_TASK DESCRIPTION_
Pictures excluded, return every entry exactly, please.

┄┄┄┄┄┄┄┄┄┄

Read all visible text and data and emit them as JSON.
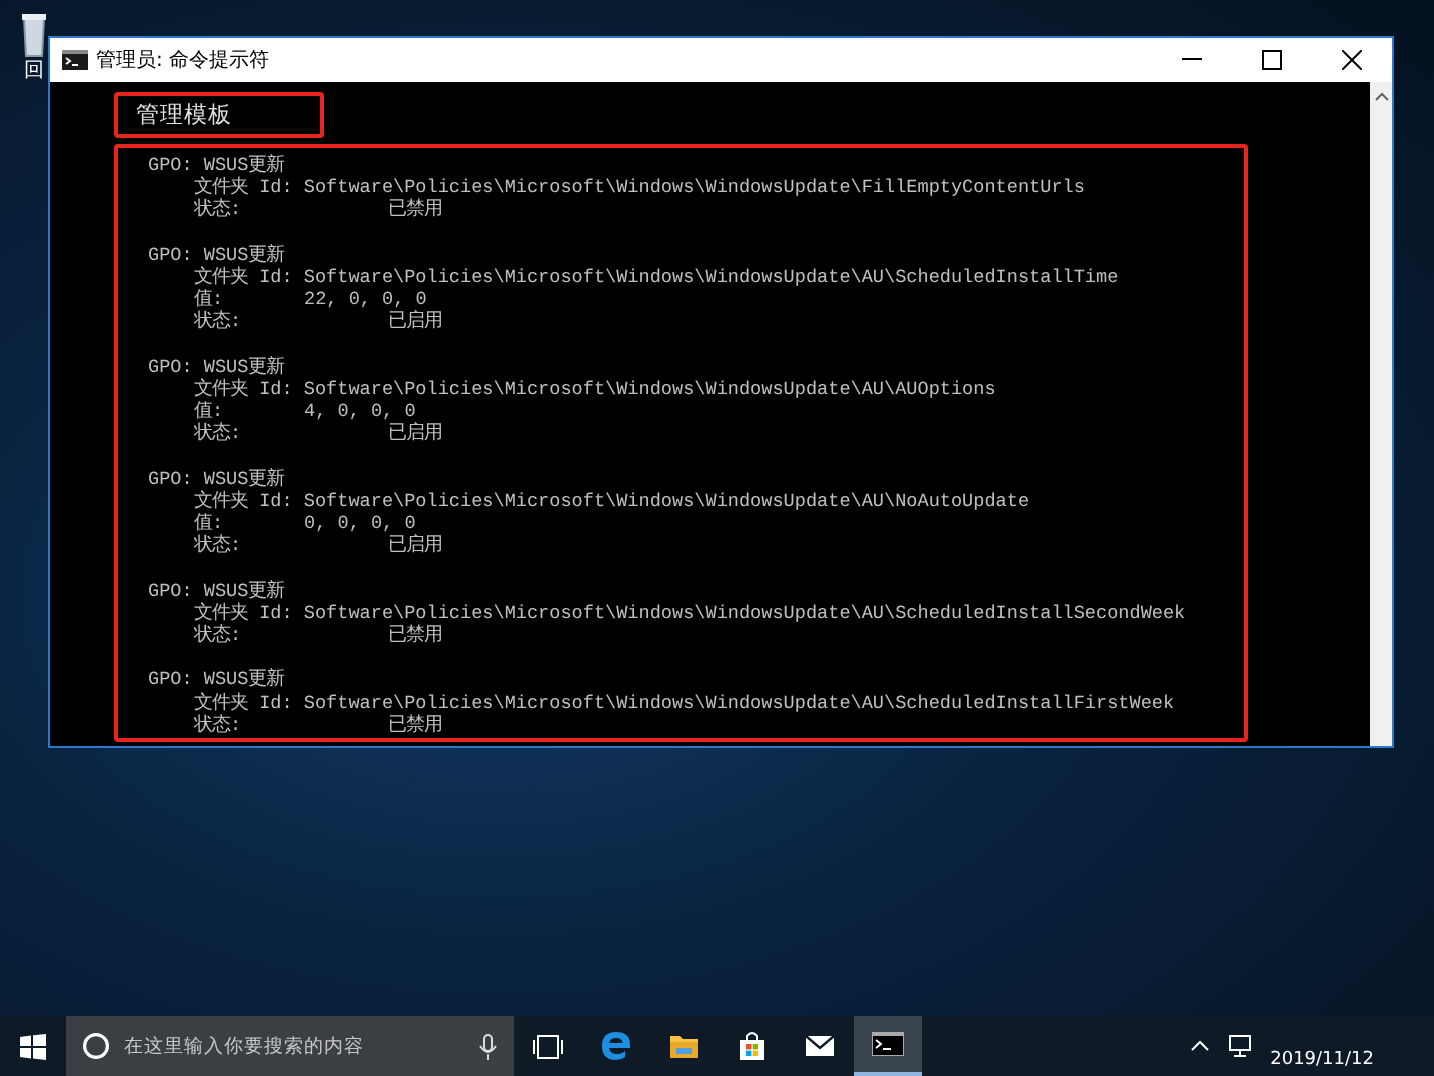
{
  "desktop": {
    "icons": [
      {
        "label": "回"
      }
    ]
  },
  "window": {
    "title": "管理员: 命令提示符",
    "console": {
      "heading": "管理模板",
      "entries": [
        {
          "gpo": "GPO: WSUS更新",
          "folder": "文件夹 Id: Software\\Policies\\Microsoft\\Windows\\WindowsUpdate\\FillEmptyContentUrls",
          "rows": [
            {
              "kind": "state",
              "label": "状态:",
              "text": "已禁用"
            }
          ]
        },
        {
          "gpo": "GPO: WSUS更新",
          "folder": "文件夹 Id: Software\\Policies\\Microsoft\\Windows\\WindowsUpdate\\AU\\ScheduledInstallTime",
          "rows": [
            {
              "kind": "value",
              "label": "值:",
              "text": "22, 0, 0, 0"
            },
            {
              "kind": "state",
              "label": "状态:",
              "text": "已启用"
            }
          ]
        },
        {
          "gpo": "GPO: WSUS更新",
          "folder": "文件夹 Id: Software\\Policies\\Microsoft\\Windows\\WindowsUpdate\\AU\\AUOptions",
          "rows": [
            {
              "kind": "value",
              "label": "值:",
              "text": "4, 0, 0, 0"
            },
            {
              "kind": "state",
              "label": "状态:",
              "text": "已启用"
            }
          ]
        },
        {
          "gpo": "GPO: WSUS更新",
          "folder": "文件夹 Id: Software\\Policies\\Microsoft\\Windows\\WindowsUpdate\\AU\\NoAutoUpdate",
          "rows": [
            {
              "kind": "value",
              "label": "值:",
              "text": "0, 0, 0, 0"
            },
            {
              "kind": "state",
              "label": "状态:",
              "text": "已启用"
            }
          ]
        },
        {
          "gpo": "GPO: WSUS更新",
          "folder": "文件夹 Id: Software\\Policies\\Microsoft\\Windows\\WindowsUpdate\\AU\\ScheduledInstallSecondWeek",
          "rows": [
            {
              "kind": "state",
              "label": "状态:",
              "text": "已禁用"
            }
          ]
        },
        {
          "gpo": "GPO: WSUS更新",
          "folder": "文件夹 Id: Software\\Policies\\Microsoft\\Windows\\WindowsUpdate\\AU\\ScheduledInstallFirstWeek",
          "rows": [
            {
              "kind": "state",
              "label": "状态:",
              "text": "已禁用"
            }
          ]
        }
      ]
    }
  },
  "taskbar": {
    "search": {
      "placeholder": "在这里输入你要搜索的内容"
    },
    "apps": [
      {
        "kind": "taskview",
        "selected": false
      },
      {
        "kind": "browser",
        "selected": false
      },
      {
        "kind": "folder",
        "selected": false
      },
      {
        "kind": "store",
        "selected": false
      },
      {
        "kind": "mail",
        "selected": false
      },
      {
        "kind": "terminal",
        "selected": true
      }
    ],
    "clock": {
      "date": "2019/11/12"
    }
  }
}
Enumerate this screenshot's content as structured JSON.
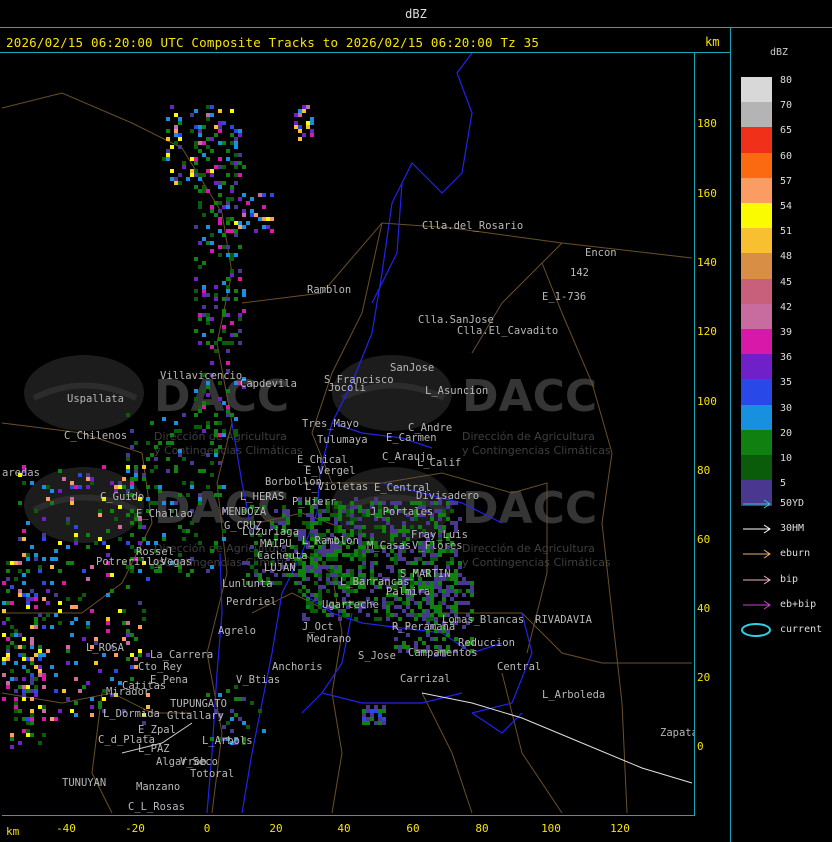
{
  "window": {
    "title": "dBZ"
  },
  "header": {
    "title": "2026/02/15 06:20:00 UTC Composite Tracks to 2026/02/15 06:20:00 Tz 35",
    "km_label": "km"
  },
  "axes": {
    "x_unit": "km",
    "x_ticks": [
      "-40",
      "-20",
      "0",
      "20",
      "40",
      "60",
      "80",
      "100",
      "120"
    ],
    "y_ticks": [
      "180",
      "160",
      "140",
      "120",
      "100",
      "80",
      "60",
      "40",
      "20",
      "0"
    ]
  },
  "legend": {
    "unit": "dBZ",
    "scale": [
      {
        "label": "80",
        "color": "#d8d8d8"
      },
      {
        "label": "70",
        "color": "#b4b4b4"
      },
      {
        "label": "65",
        "color": "#f03018"
      },
      {
        "label": "60",
        "color": "#fb6a10"
      },
      {
        "label": "57",
        "color": "#fb9c62"
      },
      {
        "label": "54",
        "color": "#fbfb00"
      },
      {
        "label": "51",
        "color": "#f8c030"
      },
      {
        "label": "48",
        "color": "#d88e44"
      },
      {
        "label": "45",
        "color": "#c8607c"
      },
      {
        "label": "42",
        "color": "#c86ca0"
      },
      {
        "label": "39",
        "color": "#d818a8"
      },
      {
        "label": "36",
        "color": "#7020c8"
      },
      {
        "label": "35",
        "color": "#2848e8"
      },
      {
        "label": "30",
        "color": "#1890e0"
      },
      {
        "label": "20",
        "color": "#108010"
      },
      {
        "label": "10",
        "color": "#0a5c0a"
      },
      {
        "label": "5",
        "color": "#4a3890"
      }
    ],
    "tracks": [
      {
        "label": "50YD",
        "color": "#30c8d0"
      },
      {
        "label": "30HM",
        "color": "#ffffff"
      },
      {
        "label": "eburn",
        "color": "#f0b070"
      },
      {
        "label": "bip",
        "color": "#f0b0d0"
      },
      {
        "label": "eb+bip",
        "color": "#d040d0"
      },
      {
        "label": "current",
        "color": "#30d0e0"
      }
    ]
  },
  "watermark": {
    "brand": "DACC",
    "line1": "Dirección de Agricultura",
    "line2": "y Contingencias Climáticas"
  },
  "places": [
    "Clla.del_Rosario",
    "Encon",
    "142",
    "E_1-736",
    "Ramblon",
    "Clla.SanJose",
    "Clla.El_Cavadito",
    "Villavicencio",
    "Capdevila",
    "S_Francisco",
    "SanJose",
    "L_Asuncion",
    "Uspallata",
    "Jocoli",
    "Tres_Mayo",
    "C_Andre",
    "E_Carmen",
    "C_Chilenos",
    "Tulumaya",
    "C_Araujo",
    "L_Calif",
    "E_Chical",
    "E_Vergel",
    "aredas",
    "Borbollon",
    "L_Violetas",
    "E_Central",
    "Divisadero",
    "C_Guido",
    "L_HERAS",
    "P_Hierr",
    "MENDOZA",
    "J_Portales",
    "E_Challao",
    "G_CRUZ",
    "Luzuriaga",
    "L_Ramblon",
    "MAIPU",
    "Rossel",
    "Potrerillos",
    "L_Vegas",
    "Cacheuta",
    "LUJAN",
    "Lunlunta",
    "Perdriel",
    "Agrelo",
    "Ugarteche",
    "R_Peramana",
    "RIVADAVIA",
    "Lomas_Blancas",
    "J_Oct",
    "Medrano",
    "Reduccion",
    "L_ROSA",
    "La_Carrera",
    "Cto_Rey",
    "S_Jose",
    "Campamentos",
    "Central",
    "Catitas",
    "E_Pena",
    "V_Btias",
    "Anchoris",
    "Carrizal",
    "Mirador",
    "TUPUNGATO",
    "L_Arboleda",
    "L_Dormida",
    "Gltallary",
    "E_Zpal",
    "C_d_Plata",
    "L_Arbols",
    "Zapata",
    "L_PAZ",
    "Algarrob",
    "V_Seco",
    "Totoral",
    "TUNUYAN",
    "Manzano",
    "C_L_Rosas",
    "V_Flores",
    "M_Casas",
    "L_Barrancas",
    "S_MARTIN",
    "Palmira",
    "Fray_Luis",
    "Montecaseros",
    "L_Cumbre"
  ]
}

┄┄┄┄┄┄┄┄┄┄

_TASK ANSWER_
Read all visible text and data and emit them as JSON.
{
  "desktop": {
    "icons": [
      {
        "label": "回"
      }
    ]
  },
  "window": {
    "title": "管理员: 命令提示符",
    "console": {
      "heading": "管理模板",
      "entries": [
        {
          "gpo": "GPO: WSUS更新",
          "folder": "文件夹 Id: Software\\Policies\\Microsoft\\Windows\\WindowsUpdate\\FillEmptyContentUrls",
          "rows": [
            {
              "kind": "state",
              "label": "状态:",
              "text": "已禁用"
            }
          ]
        },
        {
          "gpo": "GPO: WSUS更新",
          "folder": "文件夹 Id: Software\\Policies\\Microsoft\\Windows\\WindowsUpdate\\AU\\ScheduledInstallTime",
          "rows": [
            {
              "kind": "value",
              "label": "值:",
              "text": "22, 0, 0, 0"
            },
            {
              "kind": "state",
              "label": "状态:",
              "text": "已启用"
            }
          ]
        },
        {
          "gpo": "GPO: WSUS更新",
          "folder": "文件夹 Id: Software\\Policies\\Microsoft\\Windows\\WindowsUpdate\\AU\\AUOptions",
          "rows": [
            {
              "kind": "value",
              "label": "值:",
              "text": "4, 0, 0, 0"
            },
            {
              "kind": "state",
              "label": "状态:",
              "text": "已启用"
            }
          ]
        },
        {
          "gpo": "GPO: WSUS更新",
          "folder": "文件夹 Id: Software\\Policies\\Microsoft\\Windows\\WindowsUpdate\\AU\\NoAutoUpdate",
          "rows": [
            {
              "kind": "value",
              "label": "值:",
              "text": "0, 0, 0, 0"
            },
            {
              "kind": "state",
              "label": "状态:",
              "text": "已启用"
            }
          ]
        },
        {
          "gpo": "GPO: WSUS更新",
          "folder": "文件夹 Id: Software\\Policies\\Microsoft\\Windows\\WindowsUpdate\\AU\\ScheduledInstallSecondWeek",
          "rows": [
            {
              "kind": "state",
              "label": "状态:",
              "text": "已禁用"
            }
          ]
        },
        {
          "gpo": "GPO: WSUS更新",
          "folder": "文件夹 Id: Software\\Policies\\Microsoft\\Windows\\WindowsUpdate\\AU\\ScheduledInstallFirstWeek",
          "rows": [
            {
              "kind": "state",
              "label": "状态:",
              "text": "已禁用"
            }
          ]
        }
      ]
    }
  },
  "taskbar": {
    "search": {
      "placeholder": "在这里输入你要搜索的内容"
    },
    "apps": [
      {
        "kind": "taskview",
        "selected": false
      },
      {
        "kind": "browser",
        "selected": false
      },
      {
        "kind": "folder",
        "selected": false
      },
      {
        "kind": "store",
        "selected": false
      },
      {
        "kind": "mail",
        "selected": false
      },
      {
        "kind": "terminal",
        "selected": true
      }
    ],
    "clock": {
      "date": "2019/11/12"
    }
  }
}
Enumerate this screenshot's content as structured JSON.
{
  "window": {
    "title": "dBZ"
  },
  "header": {
    "title": "2026/02/15 06:20:00 UTC Composite Tracks to 2026/02/15 06:20:00 Tz 35",
    "km_label": "km"
  },
  "axes": {
    "x_unit": "km",
    "x_ticks": [
      "-40",
      "-20",
      "0",
      "20",
      "40",
      "60",
      "80",
      "100",
      "120"
    ],
    "y_ticks": [
      "180",
      "160",
      "140",
      "120",
      "100",
      "80",
      "60",
      "40",
      "20",
      "0"
    ]
  },
  "legend": {
    "unit": "dBZ",
    "scale": [
      {
        "label": "80",
        "color": "#d8d8d8"
      },
      {
        "label": "70",
        "color": "#b4b4b4"
      },
      {
        "label": "65",
        "color": "#f03018"
      },
      {
        "label": "60",
        "color": "#fb6a10"
      },
      {
        "label": "57",
        "color": "#fb9c62"
      },
      {
        "label": "54",
        "color": "#fbfb00"
      },
      {
        "label": "51",
        "color": "#f8c030"
      },
      {
        "label": "48",
        "color": "#d88e44"
      },
      {
        "label": "45",
        "color": "#c8607c"
      },
      {
        "label": "42",
        "color": "#c86ca0"
      },
      {
        "label": "39",
        "color": "#d818a8"
      },
      {
        "label": "36",
        "color": "#7020c8"
      },
      {
        "label": "35",
        "color": "#2848e8"
      },
      {
        "label": "30",
        "color": "#1890e0"
      },
      {
        "label": "20",
        "color": "#108010"
      },
      {
        "label": "10",
        "color": "#0a5c0a"
      },
      {
        "label": "5",
        "color": "#4a3890"
      }
    ],
    "tracks": [
      {
        "label": "50YD",
        "color": "#30c8d0"
      },
      {
        "label": "30HM",
        "color": "#ffffff"
      },
      {
        "label": "eburn",
        "color": "#f0b070"
      },
      {
        "label": "bip",
        "color": "#f0b0d0"
      },
      {
        "label": "eb+bip",
        "color": "#d040d0"
      },
      {
        "label": "current",
        "color": "#30d0e0"
      }
    ]
  },
  "watermark": {
    "brand": "DACC",
    "line1": "Dirección de Agricultura",
    "line2": "y Contingencias Climáticas"
  },
  "places": [
    "Clla.del_Rosario",
    "Encon",
    "142",
    "E_1-736",
    "Ramblon",
    "Clla.SanJose",
    "Clla.El_Cavadito",
    "Villavicencio",
    "Capdevila",
    "S_Francisco",
    "SanJose",
    "L_Asuncion",
    "Uspallata",
    "Jocoli",
    "Tres_Mayo",
    "C_Andre",
    "E_Carmen",
    "C_Chilenos",
    "Tulumaya",
    "C_Araujo",
    "L_Calif",
    "E_Chical",
    "E_Vergel",
    "aredas",
    "Borbollon",
    "L_Violetas",
    "E_Central",
    "Divisadero",
    "C_Guido",
    "L_HERAS",
    "P_Hierr",
    "MENDOZA",
    "J_Portales",
    "E_Challao",
    "G_CRUZ",
    "Luzuriaga",
    "L_Ramblon",
    "MAIPU",
    "Rossel",
    "Potrerillos",
    "L_Vegas",
    "Cacheuta",
    "LUJAN",
    "Lunlunta",
    "Perdriel",
    "Agrelo",
    "Ugarteche",
    "R_Peramana",
    "RIVADAVIA",
    "Lomas_Blancas",
    "J_Oct",
    "Medrano",
    "Reduccion",
    "L_ROSA",
    "La_Carrera",
    "Cto_Rey",
    "S_Jose",
    "Campamentos",
    "Central",
    "Catitas",
    "E_Pena",
    "V_Btias",
    "Anchoris",
    "Carrizal",
    "Mirador",
    "TUPUNGATO",
    "L_Arboleda",
    "L_Dormida",
    "Gltallary",
    "E_Zpal",
    "C_d_Plata",
    "L_Arbols",
    "Zapata",
    "L_PAZ",
    "Algarrob",
    "V_Seco",
    "Totoral",
    "TUNUYAN",
    "Manzano",
    "C_L_Rosas",
    "V_Flores",
    "M_Casas",
    "L_Barrancas",
    "S_MARTIN",
    "Palmira",
    "Fray_Luis",
    "Montecaseros",
    "L_Cumbre"
  ]
}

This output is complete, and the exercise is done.